## Work to complete
Output each entry in full so that the result matches the data exactly.

## Supplied material
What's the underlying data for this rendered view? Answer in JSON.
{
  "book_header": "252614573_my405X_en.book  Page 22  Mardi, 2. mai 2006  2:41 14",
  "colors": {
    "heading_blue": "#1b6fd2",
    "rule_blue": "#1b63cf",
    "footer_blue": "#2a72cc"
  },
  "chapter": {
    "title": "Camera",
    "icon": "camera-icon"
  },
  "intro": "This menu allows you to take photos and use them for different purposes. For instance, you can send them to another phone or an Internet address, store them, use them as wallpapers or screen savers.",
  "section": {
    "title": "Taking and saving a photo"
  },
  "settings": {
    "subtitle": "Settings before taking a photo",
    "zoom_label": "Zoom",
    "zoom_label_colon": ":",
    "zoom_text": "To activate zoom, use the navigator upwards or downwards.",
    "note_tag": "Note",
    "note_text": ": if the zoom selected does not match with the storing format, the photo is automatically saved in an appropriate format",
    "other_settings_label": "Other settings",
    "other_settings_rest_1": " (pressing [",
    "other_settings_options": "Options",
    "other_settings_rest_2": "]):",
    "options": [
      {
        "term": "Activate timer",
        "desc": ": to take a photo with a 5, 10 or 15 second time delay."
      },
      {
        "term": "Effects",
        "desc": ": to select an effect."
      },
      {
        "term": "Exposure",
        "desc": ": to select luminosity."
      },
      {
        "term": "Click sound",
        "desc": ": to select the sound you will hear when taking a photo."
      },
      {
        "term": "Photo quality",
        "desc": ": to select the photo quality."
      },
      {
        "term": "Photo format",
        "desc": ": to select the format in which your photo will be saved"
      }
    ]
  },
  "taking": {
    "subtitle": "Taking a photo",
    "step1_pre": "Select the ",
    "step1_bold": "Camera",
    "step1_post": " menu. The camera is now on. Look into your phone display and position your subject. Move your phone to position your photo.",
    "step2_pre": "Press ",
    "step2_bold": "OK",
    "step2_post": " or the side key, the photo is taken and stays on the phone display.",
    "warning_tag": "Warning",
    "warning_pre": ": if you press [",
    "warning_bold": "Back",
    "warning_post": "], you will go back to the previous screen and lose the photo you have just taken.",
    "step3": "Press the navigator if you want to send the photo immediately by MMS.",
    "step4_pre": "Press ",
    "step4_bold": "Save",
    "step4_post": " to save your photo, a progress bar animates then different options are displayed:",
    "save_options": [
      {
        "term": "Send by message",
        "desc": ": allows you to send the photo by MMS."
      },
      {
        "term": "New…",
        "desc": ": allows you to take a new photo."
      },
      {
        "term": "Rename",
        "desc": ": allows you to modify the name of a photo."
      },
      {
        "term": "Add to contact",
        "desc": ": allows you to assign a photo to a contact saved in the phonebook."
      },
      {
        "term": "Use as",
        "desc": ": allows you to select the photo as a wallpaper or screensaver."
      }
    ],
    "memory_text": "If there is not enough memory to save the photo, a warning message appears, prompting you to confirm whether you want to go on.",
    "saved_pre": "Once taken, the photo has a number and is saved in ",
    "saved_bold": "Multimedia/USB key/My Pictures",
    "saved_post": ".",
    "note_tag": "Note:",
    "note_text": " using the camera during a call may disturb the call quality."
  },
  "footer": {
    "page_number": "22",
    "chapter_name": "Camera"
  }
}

## Problem solution
What's the underlying data for this rendered view? Answer in JSON.
{
  "book_header": "252614573_my405X_en.book  Page 22  Mardi, 2. mai 2006  2:41 14",
  "colors": {
    "heading_blue": "#1b6fd2",
    "rule_blue": "#1b63cf",
    "footer_blue": "#2a72cc"
  },
  "chapter": {
    "title": "Camera",
    "icon": "camera-icon"
  },
  "intro": "This menu allows you to take photos and use them for different purposes. For instance, you can send them to another phone or an Internet address, store them, use them as wallpapers or screen savers.",
  "section": {
    "title": "Taking and saving a photo"
  },
  "settings": {
    "subtitle": "Settings before taking a photo",
    "zoom_label": "Zoom",
    "zoom_label_colon": ":",
    "zoom_text": "To activate zoom, use the navigator upwards or downwards.",
    "note_tag": "Note",
    "note_text": ": if the zoom selected does not match with the storing format, the photo is automatically saved in an appropriate format",
    "other_settings_label": "Other settings",
    "other_settings_rest_1": " (pressing [",
    "other_settings_options": "Options",
    "other_settings_rest_2": "]):",
    "options": [
      {
        "term": "Activate timer",
        "desc": ": to take a photo with a 5, 10 or 15 second time delay."
      },
      {
        "term": "Effects",
        "desc": ": to select an effect."
      },
      {
        "term": "Exposure",
        "desc": ": to select luminosity."
      },
      {
        "term": "Click sound",
        "desc": ": to select the sound you will hear when taking a photo."
      },
      {
        "term": "Photo quality",
        "desc": ": to select the photo quality."
      },
      {
        "term": "Photo format",
        "desc": ": to select the format in which your photo will be saved"
      }
    ]
  },
  "taking": {
    "subtitle": "Taking a photo",
    "step1_pre": "Select the ",
    "step1_bold": "Camera",
    "step1_post": " menu. The camera is now on. Look into your phone display and position your subject. Move your phone to position your photo.",
    "step2_pre": "Press ",
    "step2_bold": "OK",
    "step2_post": " or the side key, the photo is taken and stays on the phone display.",
    "warning_tag": "Warning",
    "warning_pre": ": if you press [",
    "warning_bold": "Back",
    "warning_post": "], you will go back to the previous screen and lose the photo you have just taken.",
    "step3": "Press the navigator if you want to send the photo immediately by MMS.",
    "step4_pre": "Press ",
    "step4_bold": "Save",
    "step4_post": " to save your photo, a progress bar animates then different options are displayed:",
    "save_options": [
      {
        "term": "Send by message",
        "desc": ": allows you to send the photo by MMS."
      },
      {
        "term": "New…",
        "desc": ": allows you to take a new photo."
      },
      {
        "term": "Rename",
        "desc": ": allows you to modify the name of a photo."
      },
      {
        "term": "Add to contact",
        "desc": ": allows you to assign a photo to a contact saved in the phonebook."
      },
      {
        "term": "Use as",
        "desc": ": allows you to select the photo as a wallpaper or screensaver."
      }
    ],
    "memory_text": "If there is not enough memory to save the photo, a warning message appears, prompting you to confirm whether you want to go on.",
    "saved_pre": "Once taken, the photo has a number and is saved in ",
    "saved_bold": "Multimedia/USB key/My Pictures",
    "saved_post": ".",
    "note_tag": "Note:",
    "note_text": " using the camera during a call may disturb the call quality."
  },
  "footer": {
    "page_number": "22",
    "chapter_name": "Camera"
  }
}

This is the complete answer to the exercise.